(viii) any other tangible and intangible, movable and immovable property, and any related property rights, such as leases, mortgages, liens and pledges, [unless such assets lack the characteristics of an investment.]"
The proposal goes even further in accommodating foreign investment. The MAI provides special treatment which would guarantee to foreign investors the right to have temporary entry and stay of investors and key personnel in any other signatory state. It also provides the right of a dependent of such investors or key personnel to work in Canada during the temporary stay [a period not exceeding 1-3 years].
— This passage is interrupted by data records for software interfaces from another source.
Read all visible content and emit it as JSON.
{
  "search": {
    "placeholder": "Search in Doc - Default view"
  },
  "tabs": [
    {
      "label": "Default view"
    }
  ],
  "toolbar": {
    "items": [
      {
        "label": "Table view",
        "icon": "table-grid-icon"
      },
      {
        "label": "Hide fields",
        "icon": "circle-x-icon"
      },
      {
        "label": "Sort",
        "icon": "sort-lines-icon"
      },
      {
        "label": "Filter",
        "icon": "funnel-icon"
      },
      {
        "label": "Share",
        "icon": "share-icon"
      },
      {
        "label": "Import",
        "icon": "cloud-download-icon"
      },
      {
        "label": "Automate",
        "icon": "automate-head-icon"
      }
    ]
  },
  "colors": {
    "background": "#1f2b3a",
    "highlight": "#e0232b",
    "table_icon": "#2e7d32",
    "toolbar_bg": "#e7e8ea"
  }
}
To be eligible for temporary entry and stay the individuals "must comply with applicable measures relating to public health and safety, criminal law and national security".
As well as creating new rights for the global investor, the agreement imposes restrictions on signatory states:
"No Contracting Party may impose, enforce or maintain any of the following requirements, or enforce any commitment or undertaking, in connection with the establishment, acquisition, expansion, management, operation, or conduct of an investment of an investor of a Contracting Party or of a non-Contracting Party in its territory:
(a) to export a given level or percentage of goods or services;
(b) to achieve a given level or percentage of domestic content;
(c) to purchase, use or accord a preference to goods produced or services provided in its territory, or to purchase goods or services from persons in its territory;
(d) to relate in any way the volume or value of imports to the volume or value of exports or to the amount of foreign exchange inflows associated with such investment;
(e) to restrict sales of goods or services in its territory that such investment produces or provides by relating such sales in any way to the volume or value of its exports or foreign exchange earnings;
(f) to transfer technology, a production process or other proprietary knowledge to a natural or legal person in its territory [except when the requirement is imposed or the commitment or undertaking is enforced by a court, administrative tribunal or competition authority to remedy an alleged violation of competition laws or to act in a manner not inconsistent with other provisions of the Agreement];
(g) to locate its headquarters for a specific region or the world market in that Contracting Party;
(h) to supply one or more of the goods that it produces or the services that it provides to a specific region or world market exclusively from the territory of that Contracting Party;
(i) to achieve a given level or value of production, investment, manufacturing, sales, employment, research and development in its territory;
(j) to hire a given level or type of local personnel;
(k) to establish a joint venture; or
(1) to achieve a minimum level of local equity participation."
The MAI, as it now stands, may open the door too wide for those who are not already large international players. Mr. Kelly believes that, "The ability of government to encourage regional development programs, co-production agreements, investment policies linked to human rights and environmental considerations will be in direct jeopardy if Canada signs this agrement."
For More Information:
Keith Kelly, National Director
(613) 238-3561; (613) 239-4849 FAX
OECD can be found at
The OECD Washington Center can be found at